Regardless of which camp you now support, my point is that the citizens, in a republican government, determine what type of government they will live under. Yes, there is a constitution and there are laws but when the lawmakers are elected by the people any barrier can be overcome, that is, re-interpreted. We’ve seen it occur. “But they have to abide by the rule of law – we have a constitution for crying out loud.” If you don’t have a people accustomed to the rule of law, you won’t have the rule of law.

I’ll conclude my proof of virtue’s necessity with a quote from Washington:

The people must be taught “to know and to value their own rights; to discern and provide against invasions of theml to distinguish between oppression and the necessary exercise of lawful authority; … to discriminate the spirit of liberty from that of licentiousness – cherishing the first, avoiding the last; and uniting a speedy but temperate vigilance against encroachments, with an inviolable respect to the laws.”

And so we come to immigration, which is not so hard a concept once we’ve grasped the necessity of virtue for the rule of law.

As I said earlier, we have the right and the duty to regulate immigration. If we decided that all the world possessed the “vigilance” and discriminating ability needed for republican government, we might do away with restrictions to immigration. But so long as that is not the case, and I claim that it is not, then we must limit immigration. “By what standard! Who are you to decide?” I am not the one to do so because I am not an elected official, but when I vote I will vote for one with a sensible immigration policy. And there can be no fixed “standard;” rather, the elected statesmen must prudently decide what is necessary for good government. Similarly, the people must prudently decide which statesman to elect. Prudence and a “frequent recurrence to fundamental principles” must be our guiding light.

On the issue of immigration, Alexander Hamilton wrote:

“In the recommendation to admit indiscriminately foreign emigrants of every description to the privileges of American citizens, on their first entrance into our country, there is an attempt to break down every pale which has been erected for the preservation of a national spirit and a national character; and to let in the most powerful means of perverting and corrupting both the one and the other.”

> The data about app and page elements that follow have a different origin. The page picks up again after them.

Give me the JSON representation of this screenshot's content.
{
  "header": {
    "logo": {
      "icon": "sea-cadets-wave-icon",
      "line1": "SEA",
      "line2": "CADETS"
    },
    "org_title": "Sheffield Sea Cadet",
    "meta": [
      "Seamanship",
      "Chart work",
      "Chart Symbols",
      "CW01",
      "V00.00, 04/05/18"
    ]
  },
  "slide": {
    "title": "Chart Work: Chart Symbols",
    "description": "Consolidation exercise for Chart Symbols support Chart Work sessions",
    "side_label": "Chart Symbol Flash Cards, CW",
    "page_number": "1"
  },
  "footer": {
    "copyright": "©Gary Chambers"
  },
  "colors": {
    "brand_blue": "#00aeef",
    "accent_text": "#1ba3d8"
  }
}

My claim is three-fold:

1st, Republican virtue, as understood by the founders, is necessary for the maintenance of our rights. Without it, a lazy and profligate people gladly sell their freedom for comforts and false security.

2nd, limiting immigration is necessary for the maintenance of republican virtue and as such, is a reasonable action for statesmen to take.

3rd, That our founders intended for us to guard our rights and part of that was regulating immigration. This is not something we are simply “allowed” to do, but it is our duty.

I will now entertain objections,

Cole Simmons